## Task details
Every record gets copied exactly, and no picture goes with it.

## Records to use
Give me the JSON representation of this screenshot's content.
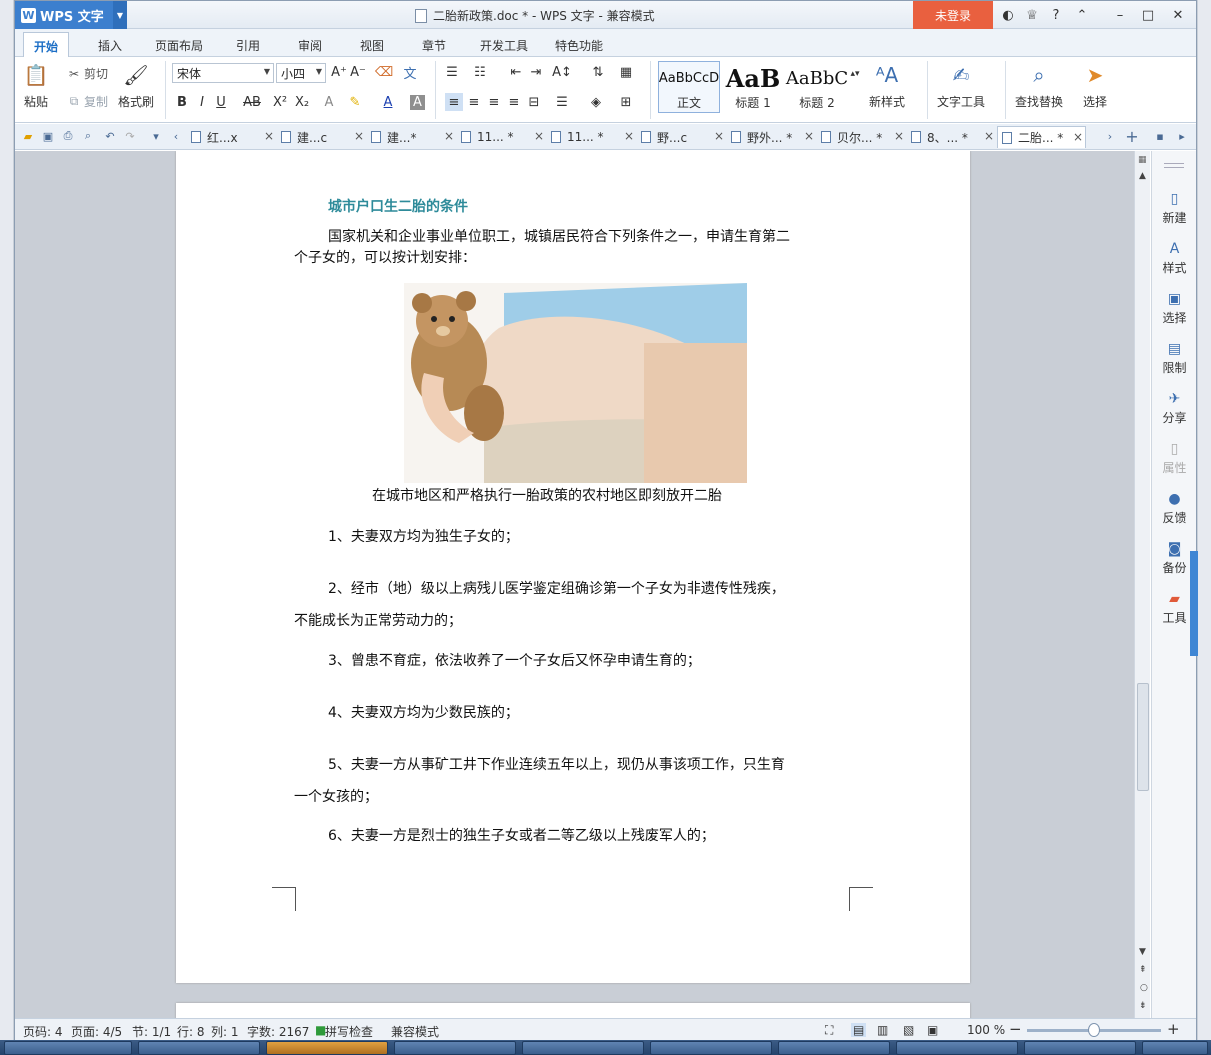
{
  "titlebar": {
    "app_name": "WPS 文字",
    "window_title": "二胎新政策.doc * - WPS 文字 - 兼容模式",
    "login": "未登录"
  },
  "menu_tabs": [
    "开始",
    "插入",
    "页面布局",
    "引用",
    "审阅",
    "视图",
    "章节",
    "开发工具",
    "特色功能"
  ],
  "ribbon": {
    "paste": "粘贴",
    "cut": "剪切",
    "copy": "复制",
    "format_painter": "格式刷",
    "font_name": "宋体",
    "font_size": "小四",
    "styles": [
      {
        "sample": "AaBbCcD",
        "name": "正文"
      },
      {
        "sample": "AaB",
        "name": "标题 1"
      },
      {
        "sample": "AaBbC",
        "name": "标题 2"
      }
    ],
    "new_style": "新样式",
    "text_tools": "文字工具",
    "find_replace": "查找替换",
    "select": "选择"
  },
  "doc_tabs": [
    "红...x",
    "建...c",
    "建...*",
    "11... *",
    "11... *",
    "野...c",
    "野外... *",
    "贝尔... *",
    "8、... *",
    "二胎... *"
  ],
  "document": {
    "heading": "城市户口生二胎的条件",
    "intro_line1": "国家机关和企业事业单位职工，城镇居民符合下列条件之一，申请生育第二",
    "intro_line2": "个子女的，可以按计划安排：",
    "caption": "在城市地区和严格执行一胎政策的农村地区即刻放开二胎",
    "items": [
      {
        "line1": "1、夫妻双方均为独生子女的；",
        "line2": ""
      },
      {
        "line1": "2、经市（地）级以上病残儿医学鉴定组确诊第一个子女为非遗传性残疾，",
        "line2": "不能成长为正常劳动力的；"
      },
      {
        "line1": "3、曾患不育症，依法收养了一个子女后又怀孕申请生育的；",
        "line2": ""
      },
      {
        "line1": "4、夫妻双方均为少数民族的；",
        "line2": ""
      },
      {
        "line1": "5、夫妻一方从事矿工井下作业连续五年以上，现仍从事该项工作，只生育",
        "line2": "一个女孩的；"
      },
      {
        "line1": "6、夫妻一方是烈士的独生子女或者二等乙级以上残废军人的；",
        "line2": ""
      }
    ]
  },
  "side_panel": [
    "新建",
    "样式",
    "选择",
    "限制",
    "分享",
    "属性",
    "反馈",
    "备份",
    "工具"
  ],
  "status": {
    "page_code": "页码: 4",
    "page": "页面: 4/5",
    "section": "节: 1/1",
    "row": "行: 8",
    "col": "列: 1",
    "word_count": "字数: 2167",
    "spell_check": "拼写检查",
    "compat": "兼容模式",
    "zoom": "100 %"
  }
}
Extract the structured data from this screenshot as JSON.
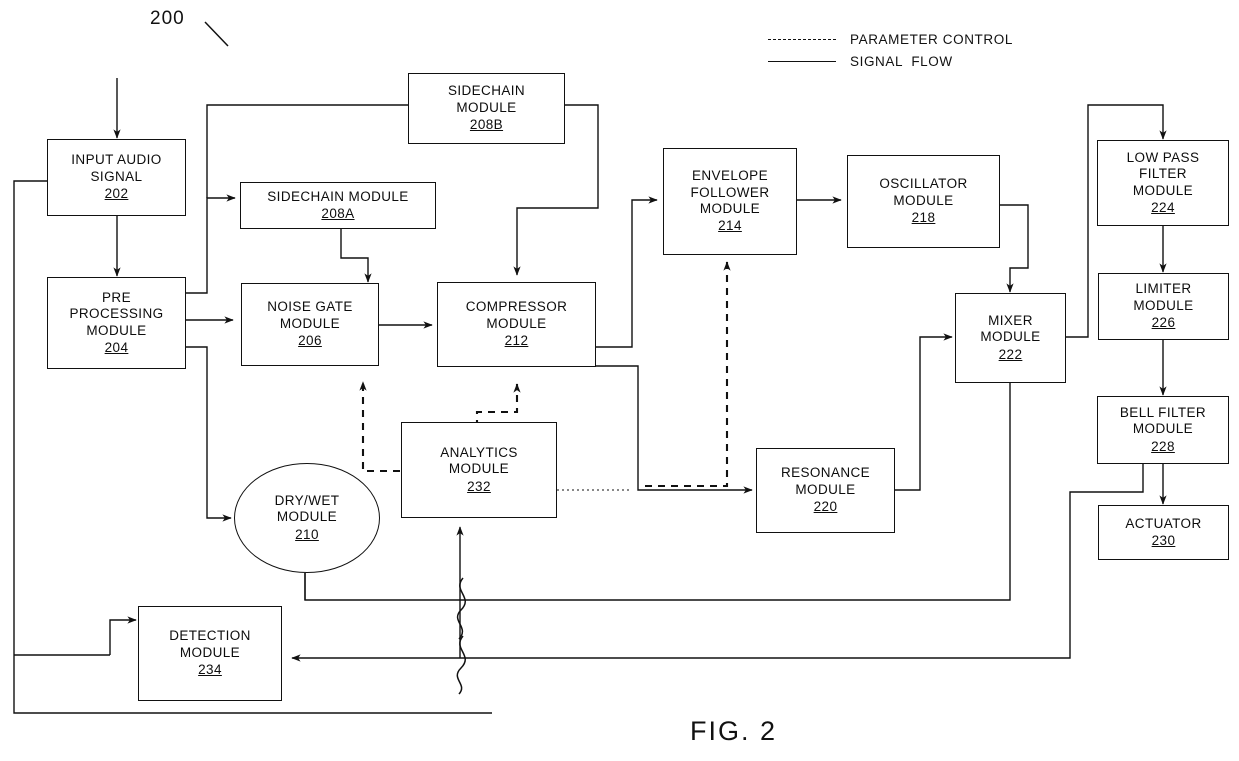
{
  "figure": {
    "caption": "FIG. 2",
    "reference_tag": "200"
  },
  "legend": {
    "items": [
      {
        "style": "dashed",
        "label": "PARAMETER CONTROL"
      },
      {
        "style": "solid",
        "label": "SIGNAL  FLOW"
      }
    ]
  },
  "nodes": {
    "input_audio_signal": {
      "label": "INPUT AUDIO\nSIGNAL",
      "ref": "202"
    },
    "pre_processing": {
      "label": "PRE\nPROCESSING\nMODULE",
      "ref": "204"
    },
    "sidechain_b": {
      "label": "SIDECHAIN\nMODULE",
      "ref": "208B"
    },
    "sidechain_a": {
      "label": "SIDECHAIN MODULE",
      "ref": "208A"
    },
    "noise_gate": {
      "label": "NOISE GATE\nMODULE",
      "ref": "206"
    },
    "compressor": {
      "label": "COMPRESSOR\nMODULE",
      "ref": "212"
    },
    "envelope_follower": {
      "label": "ENVELOPE\nFOLLOWER\nMODULE",
      "ref": "214"
    },
    "oscillator": {
      "label": "OSCILLATOR\nMODULE",
      "ref": "218"
    },
    "low_pass_filter": {
      "label": "LOW PASS\nFILTER\nMODULE",
      "ref": "224"
    },
    "limiter": {
      "label": "LIMITER\nMODULE",
      "ref": "226"
    },
    "bell_filter": {
      "label": "BELL FILTER\nMODULE",
      "ref": "228"
    },
    "actuator": {
      "label": "ACTUATOR",
      "ref": "230"
    },
    "mixer": {
      "label": "MIXER\nMODULE",
      "ref": "222"
    },
    "resonance": {
      "label": "RESONANCE\nMODULE",
      "ref": "220"
    },
    "dry_wet": {
      "label": "DRY/WET\nMODULE",
      "ref": "210"
    },
    "analytics": {
      "label": "ANALYTICS\nMODULE",
      "ref": "232"
    },
    "detection": {
      "label": "DETECTION\nMODULE",
      "ref": "234"
    }
  },
  "colors": {
    "ink": "#111111",
    "paper": "#ffffff"
  }
}
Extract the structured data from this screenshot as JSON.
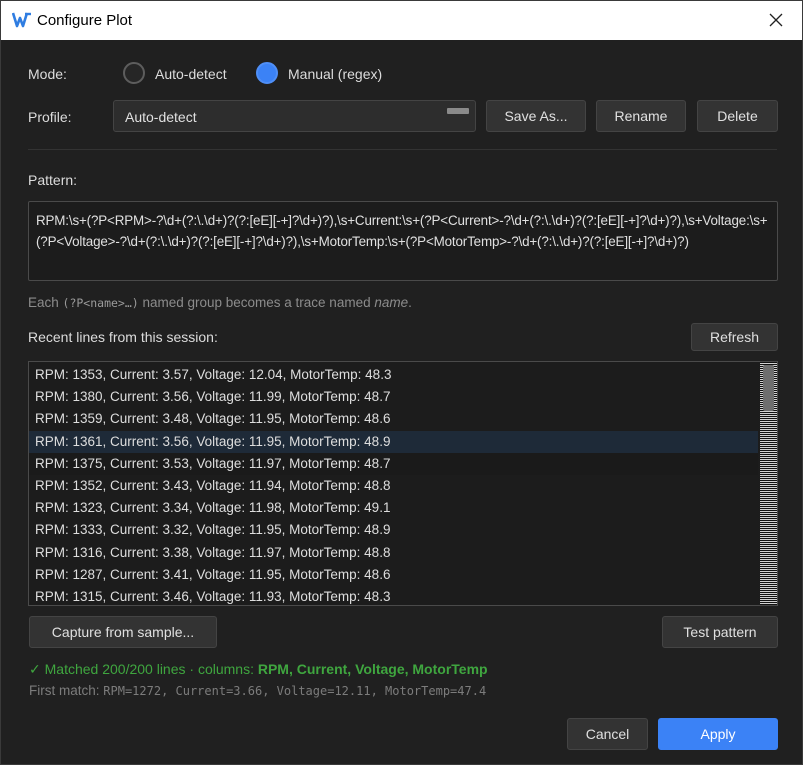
{
  "window": {
    "title": "Configure Plot"
  },
  "mode": {
    "label": "Mode:",
    "options": [
      {
        "label": "Auto-detect",
        "selected": false
      },
      {
        "label": "Manual (regex)",
        "selected": true
      }
    ]
  },
  "profile": {
    "label": "Profile:",
    "value": "Auto-detect",
    "save_as": "Save As...",
    "rename": "Rename",
    "delete": "Delete"
  },
  "pattern": {
    "label": "Pattern:",
    "value": "RPM:\\s+(?P<RPM>-?\\d+(?:\\.\\d+)?(?:[eE][-+]?\\d+)?),\\s+Current:\\s+(?P<Current>-?\\d+(?:\\.\\d+)?(?:[eE][-+]?\\d+)?),\\s+Voltage:\\s+(?P<Voltage>-?\\d+(?:\\.\\d+)?(?:[eE][-+]?\\d+)?),\\s+MotorTemp:\\s+(?P<MotorTemp>-?\\d+(?:\\.\\d+)?(?:[eE][-+]?\\d+)?)"
  },
  "help": {
    "prefix": "Each ",
    "code": "(?P<name>…)",
    "middle": " named group becomes a trace named ",
    "em": "name",
    "suffix": "."
  },
  "recent": {
    "label": "Recent lines from this session:",
    "refresh": "Refresh",
    "selected_index": 3,
    "lines": [
      "RPM: 1353, Current: 3.57, Voltage: 12.04, MotorTemp: 48.3",
      "RPM: 1380, Current: 3.56, Voltage: 11.99, MotorTemp: 48.7",
      "RPM: 1359, Current: 3.48, Voltage: 11.95, MotorTemp: 48.6",
      "RPM: 1361, Current: 3.56, Voltage: 11.95, MotorTemp: 48.9",
      "RPM: 1375, Current: 3.53, Voltage: 11.97, MotorTemp: 48.7",
      "RPM: 1352, Current: 3.43, Voltage: 11.94, MotorTemp: 48.8",
      "RPM: 1323, Current: 3.34, Voltage: 11.98, MotorTemp: 49.1",
      "RPM: 1333, Current: 3.32, Voltage: 11.95, MotorTemp: 48.9",
      "RPM: 1316, Current: 3.38, Voltage: 11.97, MotorTemp: 48.8",
      "RPM: 1287, Current: 3.41, Voltage: 11.95, MotorTemp: 48.6",
      "RPM: 1315, Current: 3.46, Voltage: 11.93, MotorTemp: 48.3"
    ]
  },
  "actions": {
    "capture": "Capture from sample...",
    "test": "Test pattern",
    "cancel": "Cancel",
    "apply": "Apply"
  },
  "status": {
    "check": "✓",
    "text": " Matched 200/200 lines · columns: ",
    "columns": "RPM, Current, Voltage, MotorTemp"
  },
  "first_match": {
    "label": "First match: ",
    "value": "RPM=1272, Current=3.66, Voltage=12.11, MotorTemp=47.4"
  },
  "colors": {
    "accent": "#3b82f6",
    "success": "#3fa63f",
    "background": "#202020"
  }
}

## Output of the task
Give me the JSON representation of this screenshot's content.
{
  "titlebar": {
    "app_name": "WPS 文字",
    "window_title": "二胎新政策.doc * - WPS 文字 - 兼容模式",
    "login": "未登录"
  },
  "menu_tabs": [
    "开始",
    "插入",
    "页面布局",
    "引用",
    "审阅",
    "视图",
    "章节",
    "开发工具",
    "特色功能"
  ],
  "ribbon": {
    "paste": "粘贴",
    "cut": "剪切",
    "copy": "复制",
    "format_painter": "格式刷",
    "font_name": "宋体",
    "font_size": "小四",
    "styles": [
      {
        "sample": "AaBbCcD",
        "name": "正文"
      },
      {
        "sample": "AaB",
        "name": "标题 1"
      },
      {
        "sample": "AaBbC",
        "name": "标题 2"
      }
    ],
    "new_style": "新样式",
    "text_tools": "文字工具",
    "find_replace": "查找替换",
    "select": "选择"
  },
  "doc_tabs": [
    "红...x",
    "建...c",
    "建...*",
    "11... *",
    "11... *",
    "野...c",
    "野外... *",
    "贝尔... *",
    "8、... *",
    "二胎... *"
  ],
  "document": {
    "heading": "城市户口生二胎的条件",
    "intro_line1": "国家机关和企业事业单位职工，城镇居民符合下列条件之一，申请生育第二",
    "intro_line2": "个子女的，可以按计划安排：",
    "caption": "在城市地区和严格执行一胎政策的农村地区即刻放开二胎",
    "items": [
      {
        "line1": "1、夫妻双方均为独生子女的；",
        "line2": ""
      },
      {
        "line1": "2、经市（地）级以上病残儿医学鉴定组确诊第一个子女为非遗传性残疾，",
        "line2": "不能成长为正常劳动力的；"
      },
      {
        "line1": "3、曾患不育症，依法收养了一个子女后又怀孕申请生育的；",
        "line2": ""
      },
      {
        "line1": "4、夫妻双方均为少数民族的；",
        "line2": ""
      },
      {
        "line1": "5、夫妻一方从事矿工井下作业连续五年以上，现仍从事该项工作，只生育",
        "line2": "一个女孩的；"
      },
      {
        "line1": "6、夫妻一方是烈士的独生子女或者二等乙级以上残废军人的；",
        "line2": ""
      }
    ]
  },
  "side_panel": [
    "新建",
    "样式",
    "选择",
    "限制",
    "分享",
    "属性",
    "反馈",
    "备份",
    "工具"
  ],
  "status": {
    "page_code": "页码: 4",
    "page": "页面: 4/5",
    "section": "节: 1/1",
    "row": "行: 8",
    "col": "列: 1",
    "word_count": "字数: 2167",
    "spell_check": "拼写检查",
    "compat": "兼容模式",
    "zoom": "100 %"
  }
}
Extract the structured data from this screenshot as JSON.
{
  "figure": {
    "caption": "FIG. 2",
    "reference_tag": "200"
  },
  "legend": {
    "items": [
      {
        "style": "dashed",
        "label": "PARAMETER CONTROL"
      },
      {
        "style": "solid",
        "label": "SIGNAL  FLOW"
      }
    ]
  },
  "nodes": {
    "input_audio_signal": {
      "label": "INPUT AUDIO\nSIGNAL",
      "ref": "202"
    },
    "pre_processing": {
      "label": "PRE\nPROCESSING\nMODULE",
      "ref": "204"
    },
    "sidechain_b": {
      "label": "SIDECHAIN\nMODULE",
      "ref": "208B"
    },
    "sidechain_a": {
      "label": "SIDECHAIN MODULE",
      "ref": "208A"
    },
    "noise_gate": {
      "label": "NOISE GATE\nMODULE",
      "ref": "206"
    },
    "compressor": {
      "label": "COMPRESSOR\nMODULE",
      "ref": "212"
    },
    "envelope_follower": {
      "label": "ENVELOPE\nFOLLOWER\nMODULE",
      "ref": "214"
    },
    "oscillator": {
      "label": "OSCILLATOR\nMODULE",
      "ref": "218"
    },
    "low_pass_filter": {
      "label": "LOW PASS\nFILTER\nMODULE",
      "ref": "224"
    },
    "limiter": {
      "label": "LIMITER\nMODULE",
      "ref": "226"
    },
    "bell_filter": {
      "label": "BELL FILTER\nMODULE",
      "ref": "228"
    },
    "actuator": {
      "label": "ACTUATOR",
      "ref": "230"
    },
    "mixer": {
      "label": "MIXER\nMODULE",
      "ref": "222"
    },
    "resonance": {
      "label": "RESONANCE\nMODULE",
      "ref": "220"
    },
    "dry_wet": {
      "label": "DRY/WET\nMODULE",
      "ref": "210"
    },
    "analytics": {
      "label": "ANALYTICS\nMODULE",
      "ref": "232"
    },
    "detection": {
      "label": "DETECTION\nMODULE",
      "ref": "234"
    }
  },
  "colors": {
    "ink": "#111111",
    "paper": "#ffffff"
  }
}
Extract the structured data from this screenshot as JSON.
{
  "window": {
    "title": "Configure Plot"
  },
  "mode": {
    "label": "Mode:",
    "options": [
      {
        "label": "Auto-detect",
        "selected": false
      },
      {
        "label": "Manual (regex)",
        "selected": true
      }
    ]
  },
  "profile": {
    "label": "Profile:",
    "value": "Auto-detect",
    "save_as": "Save As...",
    "rename": "Rename",
    "delete": "Delete"
  },
  "pattern": {
    "label": "Pattern:",
    "value": "RPM:\\s+(?P<RPM>-?\\d+(?:\\.\\d+)?(?:[eE][-+]?\\d+)?),\\s+Current:\\s+(?P<Current>-?\\d+(?:\\.\\d+)?(?:[eE][-+]?\\d+)?),\\s+Voltage:\\s+(?P<Voltage>-?\\d+(?:\\.\\d+)?(?:[eE][-+]?\\d+)?),\\s+MotorTemp:\\s+(?P<MotorTemp>-?\\d+(?:\\.\\d+)?(?:[eE][-+]?\\d+)?)"
  },
  "help": {
    "prefix": "Each ",
    "code": "(?P<name>…)",
    "middle": " named group becomes a trace named ",
    "em": "name",
    "suffix": "."
  },
  "recent": {
    "label": "Recent lines from this session:",
    "refresh": "Refresh",
    "selected_index": 3,
    "lines": [
      "RPM: 1353, Current: 3.57, Voltage: 12.04, MotorTemp: 48.3",
      "RPM: 1380, Current: 3.56, Voltage: 11.99, MotorTemp: 48.7",
      "RPM: 1359, Current: 3.48, Voltage: 11.95, MotorTemp: 48.6",
      "RPM: 1361, Current: 3.56, Voltage: 11.95, MotorTemp: 48.9",
      "RPM: 1375, Current: 3.53, Voltage: 11.97, MotorTemp: 48.7",
      "RPM: 1352, Current: 3.43, Voltage: 11.94, MotorTemp: 48.8",
      "RPM: 1323, Current: 3.34, Voltage: 11.98, MotorTemp: 49.1",
      "RPM: 1333, Current: 3.32, Voltage: 11.95, MotorTemp: 48.9",
      "RPM: 1316, Current: 3.38, Voltage: 11.97, MotorTemp: 48.8",
      "RPM: 1287, Current: 3.41, Voltage: 11.95, MotorTemp: 48.6",
      "RPM: 1315, Current: 3.46, Voltage: 11.93, MotorTemp: 48.3"
    ]
  },
  "actions": {
    "capture": "Capture from sample...",
    "test": "Test pattern",
    "cancel": "Cancel",
    "apply": "Apply"
  },
  "status": {
    "check": "✓",
    "text": " Matched 200/200 lines · columns: ",
    "columns": "RPM, Current, Voltage, MotorTemp"
  },
  "first_match": {
    "label": "First match: ",
    "value": "RPM=1272, Current=3.66, Voltage=12.11, MotorTemp=47.4"
  },
  "colors": {
    "accent": "#3b82f6",
    "success": "#3fa63f",
    "background": "#202020"
  }
}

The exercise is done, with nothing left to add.